Write out the entries once more, exactly as they appear.

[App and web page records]
--- START ---

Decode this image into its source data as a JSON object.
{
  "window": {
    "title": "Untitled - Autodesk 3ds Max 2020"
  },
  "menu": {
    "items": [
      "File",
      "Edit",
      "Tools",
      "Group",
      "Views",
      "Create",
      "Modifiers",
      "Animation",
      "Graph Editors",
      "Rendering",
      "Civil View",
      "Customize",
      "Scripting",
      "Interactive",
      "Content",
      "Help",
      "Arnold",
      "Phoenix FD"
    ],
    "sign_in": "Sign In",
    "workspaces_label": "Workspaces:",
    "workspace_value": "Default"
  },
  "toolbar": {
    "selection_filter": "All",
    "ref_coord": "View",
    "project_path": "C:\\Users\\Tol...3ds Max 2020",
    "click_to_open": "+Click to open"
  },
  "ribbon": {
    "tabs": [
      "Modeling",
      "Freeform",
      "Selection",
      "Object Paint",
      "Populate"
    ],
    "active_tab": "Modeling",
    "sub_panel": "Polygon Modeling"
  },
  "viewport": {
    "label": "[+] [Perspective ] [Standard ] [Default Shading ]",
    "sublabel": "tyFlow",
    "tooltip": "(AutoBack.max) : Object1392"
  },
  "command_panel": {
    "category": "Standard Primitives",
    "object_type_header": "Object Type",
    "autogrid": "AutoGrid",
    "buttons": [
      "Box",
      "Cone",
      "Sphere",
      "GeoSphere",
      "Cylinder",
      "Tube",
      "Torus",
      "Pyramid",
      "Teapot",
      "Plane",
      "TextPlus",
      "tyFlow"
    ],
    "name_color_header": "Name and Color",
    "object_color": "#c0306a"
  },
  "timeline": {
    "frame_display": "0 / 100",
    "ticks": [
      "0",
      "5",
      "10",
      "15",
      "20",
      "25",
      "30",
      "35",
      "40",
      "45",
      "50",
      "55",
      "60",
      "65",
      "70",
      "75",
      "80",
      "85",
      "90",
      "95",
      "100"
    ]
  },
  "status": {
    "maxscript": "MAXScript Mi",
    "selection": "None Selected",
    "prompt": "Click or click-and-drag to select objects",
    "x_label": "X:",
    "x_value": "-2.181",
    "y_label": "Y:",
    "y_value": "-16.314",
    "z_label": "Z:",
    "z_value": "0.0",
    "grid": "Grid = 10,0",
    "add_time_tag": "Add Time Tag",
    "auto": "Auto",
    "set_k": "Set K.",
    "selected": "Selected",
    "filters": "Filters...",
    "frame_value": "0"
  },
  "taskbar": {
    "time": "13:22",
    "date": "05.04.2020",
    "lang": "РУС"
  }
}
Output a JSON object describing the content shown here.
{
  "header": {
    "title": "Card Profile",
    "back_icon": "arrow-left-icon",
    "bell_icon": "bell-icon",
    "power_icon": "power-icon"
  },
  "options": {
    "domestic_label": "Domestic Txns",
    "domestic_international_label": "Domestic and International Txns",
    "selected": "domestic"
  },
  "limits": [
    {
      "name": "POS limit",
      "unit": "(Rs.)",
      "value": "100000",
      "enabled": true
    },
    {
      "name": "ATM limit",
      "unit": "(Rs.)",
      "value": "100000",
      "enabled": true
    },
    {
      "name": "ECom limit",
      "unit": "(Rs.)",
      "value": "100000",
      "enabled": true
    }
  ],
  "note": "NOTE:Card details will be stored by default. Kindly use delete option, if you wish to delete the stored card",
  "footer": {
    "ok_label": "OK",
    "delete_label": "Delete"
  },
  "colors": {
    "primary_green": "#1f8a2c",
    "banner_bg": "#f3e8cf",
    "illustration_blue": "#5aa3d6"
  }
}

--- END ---

## SOLUTION TO THIS PROBLEM
Decode this image into its source data as a JSON object.
{
  "window": {
    "title": "Untitled - Autodesk 3ds Max 2020"
  },
  "menu": {
    "items": [
      "File",
      "Edit",
      "Tools",
      "Group",
      "Views",
      "Create",
      "Modifiers",
      "Animation",
      "Graph Editors",
      "Rendering",
      "Civil View",
      "Customize",
      "Scripting",
      "Interactive",
      "Content",
      "Help",
      "Arnold",
      "Phoenix FD"
    ],
    "sign_in": "Sign In",
    "workspaces_label": "Workspaces:",
    "workspace_value": "Default"
  },
  "toolbar": {
    "selection_filter": "All",
    "ref_coord": "View",
    "project_path": "C:\\Users\\Tol...3ds Max 2020",
    "click_to_open": "+Click to open"
  },
  "ribbon": {
    "tabs": [
      "Modeling",
      "Freeform",
      "Selection",
      "Object Paint",
      "Populate"
    ],
    "active_tab": "Modeling",
    "sub_panel": "Polygon Modeling"
  },
  "viewport": {
    "label": "[+] [Perspective ] [Standard ] [Default Shading ]",
    "sublabel": "tyFlow",
    "tooltip": "(AutoBack.max) : Object1392"
  },
  "command_panel": {
    "category": "Standard Primitives",
    "object_type_header": "Object Type",
    "autogrid": "AutoGrid",
    "buttons": [
      "Box",
      "Cone",
      "Sphere",
      "GeoSphere",
      "Cylinder",
      "Tube",
      "Torus",
      "Pyramid",
      "Teapot",
      "Plane",
      "TextPlus",
      "tyFlow"
    ],
    "name_color_header": "Name and Color",
    "object_color": "#c0306a"
  },
  "timeline": {
    "frame_display": "0 / 100",
    "ticks": [
      "0",
      "5",
      "10",
      "15",
      "20",
      "25",
      "30",
      "35",
      "40",
      "45",
      "50",
      "55",
      "60",
      "65",
      "70",
      "75",
      "80",
      "85",
      "90",
      "95",
      "100"
    ]
  },
  "status": {
    "maxscript": "MAXScript Mi",
    "selection": "None Selected",
    "prompt": "Click or click-and-drag to select objects",
    "x_label": "X:",
    "x_value": "-2.181",
    "y_label": "Y:",
    "y_value": "-16.314",
    "z_label": "Z:",
    "z_value": "0.0",
    "grid": "Grid = 10,0",
    "add_time_tag": "Add Time Tag",
    "auto": "Auto",
    "set_k": "Set K.",
    "selected": "Selected",
    "filters": "Filters...",
    "frame_value": "0"
  },
  "taskbar": {
    "time": "13:22",
    "date": "05.04.2020",
    "lang": "РУС"
  }
}
Output a JSON object describing the content shown here.
{
  "header": {
    "title": "Card Profile",
    "back_icon": "arrow-left-icon",
    "bell_icon": "bell-icon",
    "power_icon": "power-icon"
  },
  "options": {
    "domestic_label": "Domestic Txns",
    "domestic_international_label": "Domestic and International Txns",
    "selected": "domestic"
  },
  "limits": [
    {
      "name": "POS limit",
      "unit": "(Rs.)",
      "value": "100000",
      "enabled": true
    },
    {
      "name": "ATM limit",
      "unit": "(Rs.)",
      "value": "100000",
      "enabled": true
    },
    {
      "name": "ECom limit",
      "unit": "(Rs.)",
      "value": "100000",
      "enabled": true
    }
  ],
  "note": "NOTE:Card details will be stored by default. Kindly use delete option, if you wish to delete the stored card",
  "footer": {
    "ok_label": "OK",
    "delete_label": "Delete"
  },
  "colors": {
    "primary_green": "#1f8a2c",
    "banner_bg": "#f3e8cf",
    "illustration_blue": "#5aa3d6"
  }
}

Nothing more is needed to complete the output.